Novel machine learning techniques to improve the forecasting of stroke post-interventive outcomes
IMDEA Networks is the beneficiary of this project
  • Financed by: European Union. H2020-MSCA-IF-2020 (Marie Skłodowska Curie Individual Global Fellowship)
  • Duration: March 2022 to July 2023
  • Contact: Antonio FERNÁNDEZ ANTA, Principal Investigator for IMDEA Networks

MAESTRO was a project funded by a 2020 Marie Skłodowska-Curie Global Fellowship Action in collaboration with Brown University in the United States. The researcher hired was Augusto García Agúndez and his Supervisor at IMDEA Networks was Antonio Fernández Anta. The project had an initial duration of 36 months but ended early in July 2023.

Strokes are acute medical conditions in which poor blood flow to a part of the brain results in neuronal death. According to the stroke alliance for Europe (SAFE), there were over 600,000 strokes in the EU in 2015. The same study indicates that strokes, as well as their associated medical costs, will significantly increase in the future. Without action, this will immensely exacerbate an existing problem. Worldwide, stroke is the second most common cause of death, and the leading cause of physical disability.

There are long-term risks associated with stroke: Inability to move, or feel, one side of the body, problems in verbal expression, or loss of vision, among others. Two lines of action must be applied to minimize these long-term risks. Firstly, an urgent intervention in the first hours after the stroke is critical. Secondly, the continuous monitoring during the rehabilitation phase is also critical, to ensure a positive outcome and minimize risks. According to the same SAFE report, only 30% of the survivors receive unit care, and despite its importance, access to rehabilitation and long-term support is a known problem.

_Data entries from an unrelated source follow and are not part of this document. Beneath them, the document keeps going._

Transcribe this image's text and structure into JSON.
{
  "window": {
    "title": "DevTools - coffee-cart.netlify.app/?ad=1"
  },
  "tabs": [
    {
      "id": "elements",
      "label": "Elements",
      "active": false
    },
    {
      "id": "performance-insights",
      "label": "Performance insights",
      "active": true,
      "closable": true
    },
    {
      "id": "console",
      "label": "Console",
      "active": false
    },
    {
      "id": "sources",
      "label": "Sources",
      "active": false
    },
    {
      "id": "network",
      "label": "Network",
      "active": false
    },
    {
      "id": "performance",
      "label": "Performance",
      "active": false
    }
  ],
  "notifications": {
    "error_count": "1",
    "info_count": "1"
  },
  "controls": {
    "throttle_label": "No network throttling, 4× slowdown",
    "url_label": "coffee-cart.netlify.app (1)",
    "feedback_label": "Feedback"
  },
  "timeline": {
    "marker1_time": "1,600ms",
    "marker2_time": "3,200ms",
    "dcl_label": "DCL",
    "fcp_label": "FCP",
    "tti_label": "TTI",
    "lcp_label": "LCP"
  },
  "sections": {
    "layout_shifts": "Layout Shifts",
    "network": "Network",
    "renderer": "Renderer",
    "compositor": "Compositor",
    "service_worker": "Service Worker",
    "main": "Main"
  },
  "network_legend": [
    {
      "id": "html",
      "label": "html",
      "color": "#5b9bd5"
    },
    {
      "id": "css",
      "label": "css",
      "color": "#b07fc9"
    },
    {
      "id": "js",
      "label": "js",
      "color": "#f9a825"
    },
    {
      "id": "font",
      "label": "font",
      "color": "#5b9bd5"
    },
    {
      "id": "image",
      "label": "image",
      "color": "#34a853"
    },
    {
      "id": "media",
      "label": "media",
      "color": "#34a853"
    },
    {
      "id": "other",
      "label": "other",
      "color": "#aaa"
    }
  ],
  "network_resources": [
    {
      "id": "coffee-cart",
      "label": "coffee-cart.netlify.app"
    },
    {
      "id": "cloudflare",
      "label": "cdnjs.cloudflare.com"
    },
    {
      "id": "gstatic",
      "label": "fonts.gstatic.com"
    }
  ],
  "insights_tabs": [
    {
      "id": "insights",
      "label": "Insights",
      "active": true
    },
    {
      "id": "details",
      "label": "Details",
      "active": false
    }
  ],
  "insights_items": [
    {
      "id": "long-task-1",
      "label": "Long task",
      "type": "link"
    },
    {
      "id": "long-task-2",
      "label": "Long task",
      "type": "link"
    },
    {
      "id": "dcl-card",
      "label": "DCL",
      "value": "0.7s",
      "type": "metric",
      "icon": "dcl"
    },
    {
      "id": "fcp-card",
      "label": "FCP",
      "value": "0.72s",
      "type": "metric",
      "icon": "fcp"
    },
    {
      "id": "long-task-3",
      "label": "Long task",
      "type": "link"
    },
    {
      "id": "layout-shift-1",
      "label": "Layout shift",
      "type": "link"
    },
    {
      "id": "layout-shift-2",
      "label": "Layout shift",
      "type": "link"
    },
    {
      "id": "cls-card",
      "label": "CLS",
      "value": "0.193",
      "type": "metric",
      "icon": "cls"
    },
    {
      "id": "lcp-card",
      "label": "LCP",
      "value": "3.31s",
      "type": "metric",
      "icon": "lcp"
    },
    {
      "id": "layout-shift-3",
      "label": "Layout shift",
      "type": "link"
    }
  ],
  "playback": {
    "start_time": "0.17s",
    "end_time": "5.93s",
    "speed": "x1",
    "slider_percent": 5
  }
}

The goal of MAESTRO was to explore wearable sensors and deep learning technologies to improve the effectiveness of monitoring during the rehabilitation phase after stroke. The expected result of MAESTRO was an algorithm, combined with sensors, that predicts the response to rehabilitation of stroke patients. Its novelty lies in the use of deep learning techniques and off-the-shelf hardware to predict rehabilitation effectiveness and monitor patient adherence.

The target of MAESTRO was to explore data acquisition and classification procedures and provide meaningful information that could then be sent to neurologists with minimal-to-no intervention on the part of the patient, and no direct intervention by the software developer. This will be used to predict post-stroke outcomes by using novel machine learning algorithms which allow a classification of patients based on their rehabilitation adherence and effectiveness.

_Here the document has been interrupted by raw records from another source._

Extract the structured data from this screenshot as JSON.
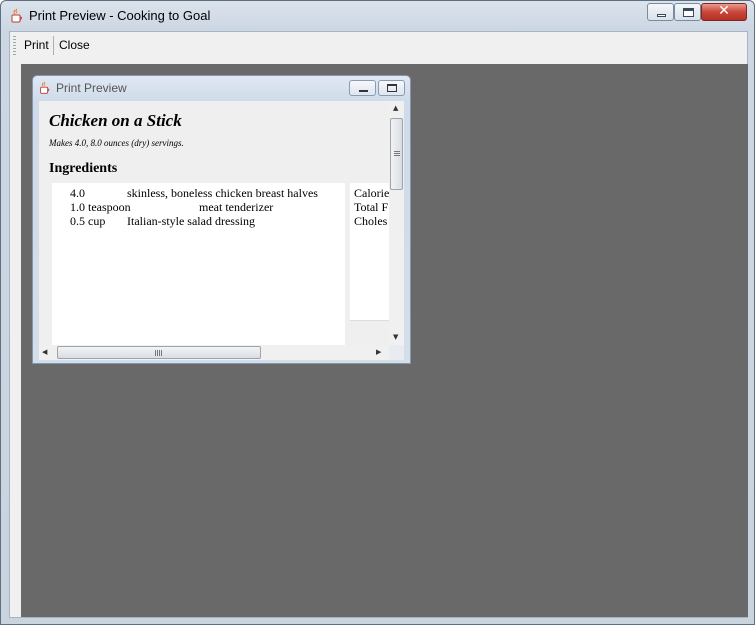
{
  "window": {
    "title": "Print Preview - Cooking to Goal",
    "icon": "java-cup-icon"
  },
  "toolbar": {
    "print_label": "Print",
    "close_label": "Close"
  },
  "inner_frame": {
    "title": "Print Preview",
    "icon": "java-cup-icon"
  },
  "recipe": {
    "name": "Chicken on a Stick",
    "makes": "Makes 4.0, 8.0 ounces (dry) servings.",
    "ingredients_heading": "Ingredients",
    "ingredients": [
      {
        "qty": "4.0",
        "item": "skinless, boneless chicken breast halves"
      },
      {
        "qty": "1.0 teaspoon",
        "item": "meat tenderizer"
      },
      {
        "qty": "0.5 cup",
        "item": "Italian-style salad dressing"
      }
    ],
    "nutrition": [
      "Calorie",
      "Total F",
      "Choles"
    ]
  },
  "colors": {
    "canvas": "#696969",
    "close_button": "#c9463a"
  }
}
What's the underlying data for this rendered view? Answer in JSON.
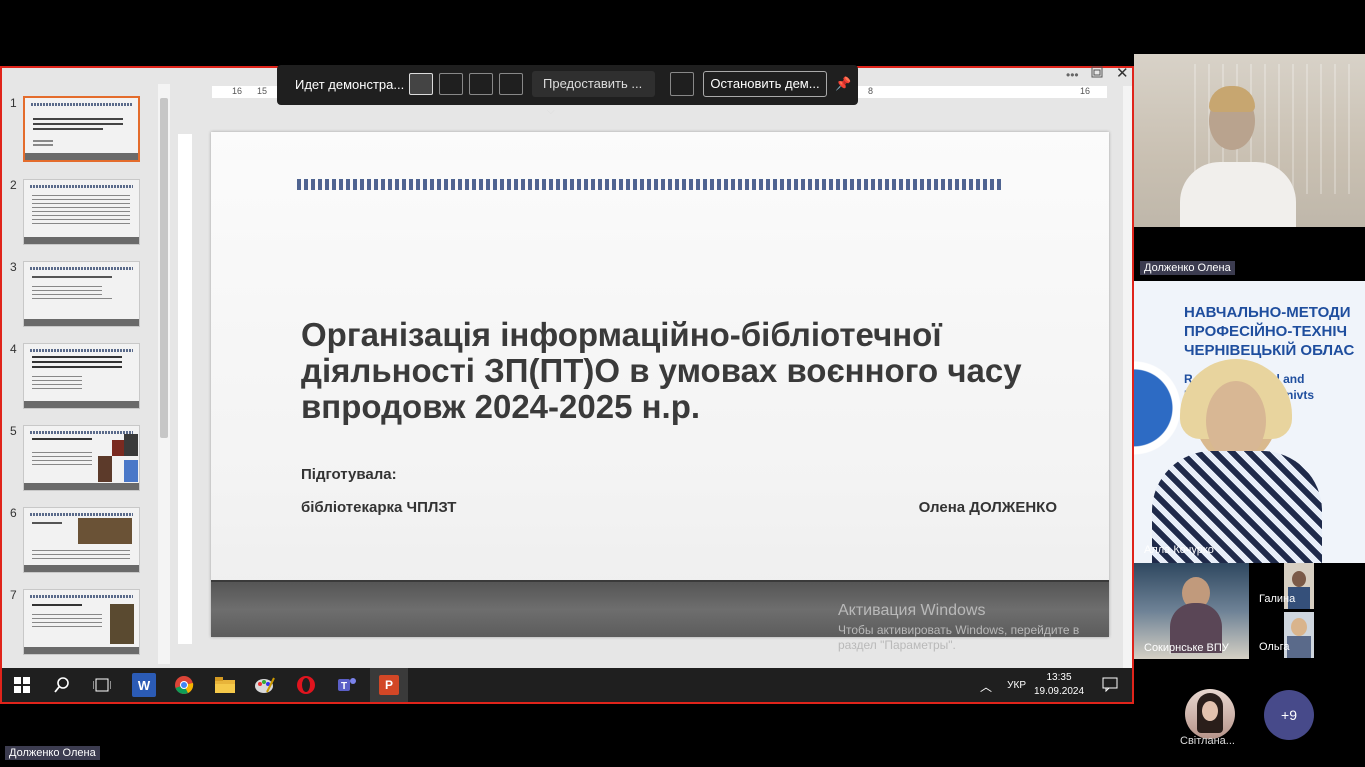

In MAESTRO, we explored data sources and sensor methods to monitor stroke patients in order to improve quality of care and outcome prediction accuracy. To do so, we conducted a systematic review of methods and data sources in 3- and 6-month stroke outcome prediction based on the modified Rankin scale (mRS). We observed that free-text notes, processed through pretrained large language models such as ClinicalBERT, show great promise in improving outcome prediction quality with minimal invasiveness. We conducted an early study on the limitations of ClinicalBERT leveraging ICU notes from the publicly available MIMIC-III dataset and found key limitations that should be addressed in the future to make the output for this task clinically actionable. Separately, we acquired a corpus of actigraph data from stroke inpatients that were experiencing delirium. Using extreme gradient boosting classifiers and dynamic time warping, we observed an increase in delirium detection prediction accuracy compared to using other forms of clinical structured data exclusively.

The MAESTRO project has advanced beyond the state of the art in two key areas:

  • Firstly, we have proven that actigraph sensors, combined with extreme gradient boosting classifiers and dynamic time warping combined with other signal preprocessing methods, significantly increases classification accuracy when monitoring delirium in stroke inpatients.
  • Secondly, we have identified large language models (LLMs) as a key element of improving post-rehabilitative stroke outcome prediction.

These two advances show great promise to increase quality of care for stroke patients during both the acute and chronic phase of the disease. In the future, we will aim to train large language models across international datasets, leveraging methods such as federated learning and multilingual modeling, to produce highly functional LLMs that will enhance clinical decision support and reduce healthcare spending and documentation burden.

This project has received funding from the European Union’s Horizon 2020 research and innovation programme under Marie Sklodowska-Curie grant agreement No. 101027770.